*** RECORDS SHOWN ***
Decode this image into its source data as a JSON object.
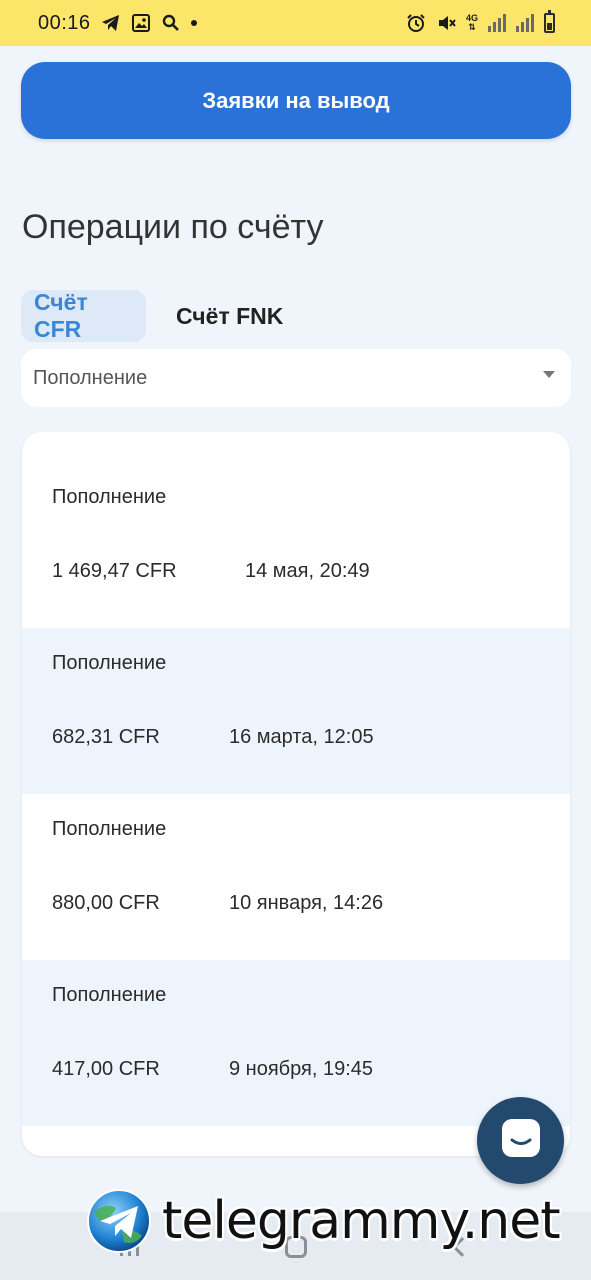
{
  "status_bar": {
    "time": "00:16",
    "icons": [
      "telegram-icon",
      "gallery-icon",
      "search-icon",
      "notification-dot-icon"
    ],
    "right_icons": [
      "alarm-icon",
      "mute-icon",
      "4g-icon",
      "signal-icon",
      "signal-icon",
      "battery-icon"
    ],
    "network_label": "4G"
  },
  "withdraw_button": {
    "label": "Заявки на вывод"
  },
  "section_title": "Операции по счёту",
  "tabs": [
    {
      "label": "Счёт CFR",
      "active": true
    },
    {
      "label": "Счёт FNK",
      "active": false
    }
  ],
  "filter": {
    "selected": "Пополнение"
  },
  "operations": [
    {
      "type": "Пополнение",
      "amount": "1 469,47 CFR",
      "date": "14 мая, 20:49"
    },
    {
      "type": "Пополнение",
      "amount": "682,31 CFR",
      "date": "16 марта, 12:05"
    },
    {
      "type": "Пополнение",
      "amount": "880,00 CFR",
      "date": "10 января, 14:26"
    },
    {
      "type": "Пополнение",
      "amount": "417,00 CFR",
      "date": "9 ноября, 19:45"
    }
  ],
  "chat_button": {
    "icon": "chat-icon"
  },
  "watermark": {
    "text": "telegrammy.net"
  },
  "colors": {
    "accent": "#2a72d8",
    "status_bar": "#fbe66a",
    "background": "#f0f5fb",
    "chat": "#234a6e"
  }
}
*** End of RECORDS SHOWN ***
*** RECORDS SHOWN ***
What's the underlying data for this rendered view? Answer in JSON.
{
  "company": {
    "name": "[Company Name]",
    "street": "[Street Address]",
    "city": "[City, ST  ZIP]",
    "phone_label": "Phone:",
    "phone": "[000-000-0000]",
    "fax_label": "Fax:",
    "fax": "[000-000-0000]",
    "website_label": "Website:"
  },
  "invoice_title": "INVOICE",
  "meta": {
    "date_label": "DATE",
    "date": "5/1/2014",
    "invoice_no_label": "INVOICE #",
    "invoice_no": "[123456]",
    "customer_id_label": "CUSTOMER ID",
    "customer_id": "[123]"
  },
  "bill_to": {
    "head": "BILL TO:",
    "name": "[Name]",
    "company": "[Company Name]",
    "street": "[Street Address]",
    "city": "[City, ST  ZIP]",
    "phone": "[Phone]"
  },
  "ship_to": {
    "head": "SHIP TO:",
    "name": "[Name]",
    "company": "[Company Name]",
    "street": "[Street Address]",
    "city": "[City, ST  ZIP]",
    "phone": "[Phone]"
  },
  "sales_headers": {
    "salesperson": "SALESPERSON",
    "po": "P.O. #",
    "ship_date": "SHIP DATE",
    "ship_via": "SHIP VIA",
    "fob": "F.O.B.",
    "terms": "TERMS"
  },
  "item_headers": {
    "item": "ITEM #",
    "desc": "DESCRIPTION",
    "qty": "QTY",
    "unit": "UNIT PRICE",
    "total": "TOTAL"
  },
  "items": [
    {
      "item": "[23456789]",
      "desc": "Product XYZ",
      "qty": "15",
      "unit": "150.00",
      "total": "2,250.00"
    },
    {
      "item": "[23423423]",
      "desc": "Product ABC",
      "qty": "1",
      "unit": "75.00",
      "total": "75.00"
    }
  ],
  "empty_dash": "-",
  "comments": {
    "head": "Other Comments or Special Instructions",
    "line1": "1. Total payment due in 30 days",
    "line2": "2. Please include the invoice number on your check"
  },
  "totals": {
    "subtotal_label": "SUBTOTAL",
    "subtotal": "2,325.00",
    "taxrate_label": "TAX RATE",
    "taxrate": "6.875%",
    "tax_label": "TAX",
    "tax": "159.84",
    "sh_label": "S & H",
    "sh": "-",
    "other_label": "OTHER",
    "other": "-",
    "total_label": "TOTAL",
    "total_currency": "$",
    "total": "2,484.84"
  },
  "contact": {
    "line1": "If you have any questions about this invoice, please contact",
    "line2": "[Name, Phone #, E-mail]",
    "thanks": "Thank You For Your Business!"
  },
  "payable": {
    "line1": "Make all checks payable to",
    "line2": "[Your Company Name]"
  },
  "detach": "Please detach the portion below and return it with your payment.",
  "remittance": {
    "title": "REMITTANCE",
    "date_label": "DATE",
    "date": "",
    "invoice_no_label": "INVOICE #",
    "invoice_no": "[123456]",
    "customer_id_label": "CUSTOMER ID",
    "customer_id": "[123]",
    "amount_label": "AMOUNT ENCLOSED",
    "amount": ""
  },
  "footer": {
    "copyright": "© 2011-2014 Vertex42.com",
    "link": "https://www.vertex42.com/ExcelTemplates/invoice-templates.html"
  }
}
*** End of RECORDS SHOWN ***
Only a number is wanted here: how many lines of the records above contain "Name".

7